Congratulations to Duke University Marine Science and Conservation PhD student – and iiD Data Expeditions participant – Vivienne Foroughirad. She’s been awarded a National Science Foundation grant to pursue research that seeks to understand the evolution of complex social and cognitive traits in wild bottlenose dolphins via next-generation sequencing of the mitochondrial genome.
Foroughirad’s research is also part of Data Expeditions, and one of the few that includes Phase I and Phase II development. Phase I was a single class module to be taught to undergraduates. Foroughirad’s Phase I was such a success as a course module that it has now become a Phase II course module, which is a permanent part of future courses.
“Not only does Vivienne get recognition for her great research, but undergrads at Duke will also benefit from seeing her research in an undergrad class,” says Robert Calderbank, Director of the Information Initiative at Duke.
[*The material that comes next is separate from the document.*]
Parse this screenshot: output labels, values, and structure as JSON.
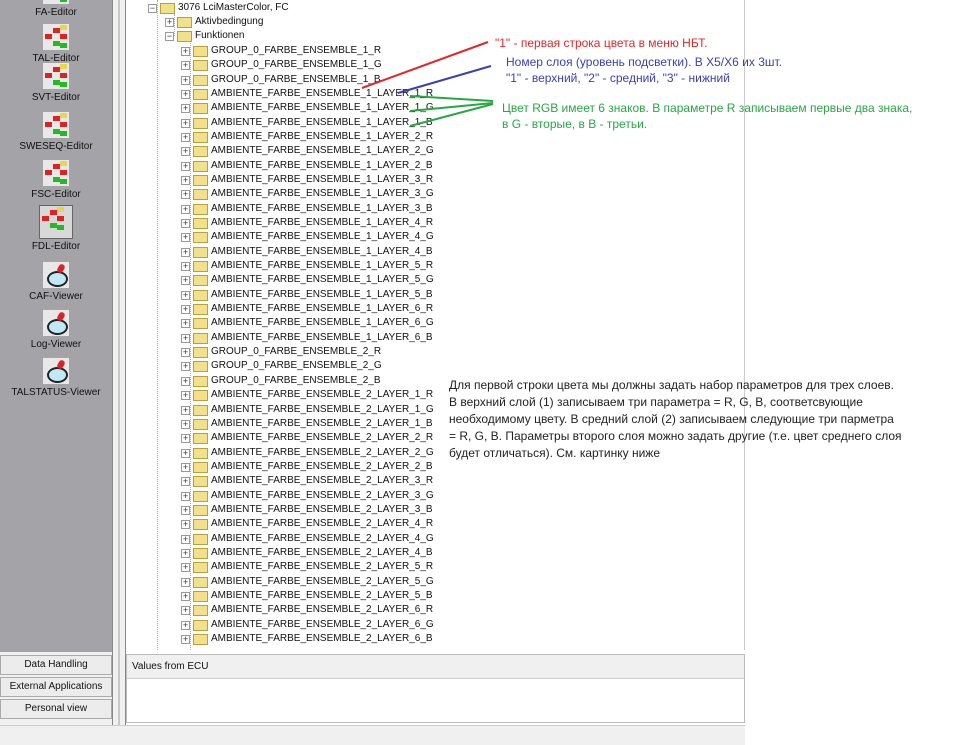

Foroughirad’s NSF project will take advantage of work being performed by the Shark Bay Dolphin Project, a 30-year longitudinal study of bottlenose dolphins in Western Australia that offers demographic and behavioral data on over 1,800 individuals. Foroughirad plans to expand the genomic sequencing being conducted on the bottlenose dolphins. She will use social network analysis in conjunction with genetics to quantify how interactions between individuals translate into fitness benefits such as information from social learning and fitness costs such as disease.
“This project will be the first to use next-generation sequencing of mitochondrial DNA to examine the fine-scale population structure and evolutionary history of a wild mammal,” Foroughirad explained in her grant application. “It will provide me, as a fellow, with training and facilities to conduct research into three of the fastest growing fields in biology—genomics, wildlife epidemiology, and network analysis.”